Worrying excessively and pervasively about everyday events is the hallmark of GAD. This permanent state of worry can become so overwhelming and so impossible to control, it often interferes with the ability to perform regular daily routines. People with GAD constantly feel overwhelmed by their thoughts, which can hinder them from taking care of themselves, performing their work tasks, and maintaining healthy relationships.
The symptoms of GAD can differ slightly from those of panic disorder. However, a person can start to experience physical symptoms as a result of GAD. There are many examples of physical symptoms associated with this condition, some of which are:
- Chronic headaches.
- Diarrhea, stomach discomfort or other digestive issues.
- Muscle tension.
- Sleep problems (difficulty falling or staying asleep).
The main difference here is that with panic disorder worry occurs spontaneously and is focused on when the next panic attack will occur. With GAD, on the other hand, worry primarily revolves around usual life circumstances, such as finances, job issues, children, and health. It is persistent and near ever-present.
To diagnose GAD properly mental healthcare professionals usually look for the following common symptoms:
- An excessive level of anxiety and worry about anything and everything. This excessive worry needs to occur more frequently than not for an ongoing period of at least six months.
- Difficulties with controlling the worry, and often worrying about different topics at the same time. There are additional factors that need to be considered before diagnosing a child with GAD.
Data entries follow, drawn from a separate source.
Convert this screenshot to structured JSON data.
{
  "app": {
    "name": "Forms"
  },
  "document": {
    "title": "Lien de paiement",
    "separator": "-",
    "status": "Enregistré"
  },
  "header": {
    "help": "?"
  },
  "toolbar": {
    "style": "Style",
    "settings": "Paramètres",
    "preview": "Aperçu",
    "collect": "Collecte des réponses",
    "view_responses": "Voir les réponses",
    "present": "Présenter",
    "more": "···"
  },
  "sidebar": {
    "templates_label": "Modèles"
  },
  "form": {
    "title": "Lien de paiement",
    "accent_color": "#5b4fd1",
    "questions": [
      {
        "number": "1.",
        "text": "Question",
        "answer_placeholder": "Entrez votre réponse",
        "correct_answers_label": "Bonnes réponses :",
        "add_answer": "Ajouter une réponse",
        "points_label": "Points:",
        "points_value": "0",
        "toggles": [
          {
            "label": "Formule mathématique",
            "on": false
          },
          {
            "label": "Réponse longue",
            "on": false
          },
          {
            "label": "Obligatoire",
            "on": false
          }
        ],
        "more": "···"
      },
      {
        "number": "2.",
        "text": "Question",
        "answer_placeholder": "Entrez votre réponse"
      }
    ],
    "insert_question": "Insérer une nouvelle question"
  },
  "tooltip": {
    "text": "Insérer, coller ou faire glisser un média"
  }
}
What causes GAD?
Gender seems to be a big risk factor with women being twice as likely to develop GAD as men. This is contributed to hormone fluctuation, cultural expectations and the overall greater willingness to visit doctors.
A family history, or genetics, also play a role. If you have a family history of GAD or mood disorders you are more prone to this. However, your risk can be increased by smoking, excessive alcohol use, drugs, and dealing with a chronic illness.
Life events can also cause GAD, such as traumatic events, socio-economic environments of the sufferer, neglect or abuse as a child, divorce, and death of loved ones.
Dealing with the symptoms of an anxiety disorder can be overwhelming and debilitating. Not just for the person who suffers from it but for her loved ones that witness it. I always feel that the better I understand my own the disorder, the better equipped I am to deal with it. If I am well-equipped to deal with it then I am in a better position to educate my loved ones and support network on what to expect.
There is so much heartache, energy, and fear that goes into a disorder like this. Anything you can do to relieve it in some way, deal with it in a more effective way, or make space for it in your life, is a welcome addition to your routine.
I really struggled to understand the differences between these two disorders in the beginning. It confused me and this confusion causes me even more anxiety, which led to more attacks…you can see the vicious circle here. I hope I could shed some light on the differences for you and that post helped you in some way.
Love and light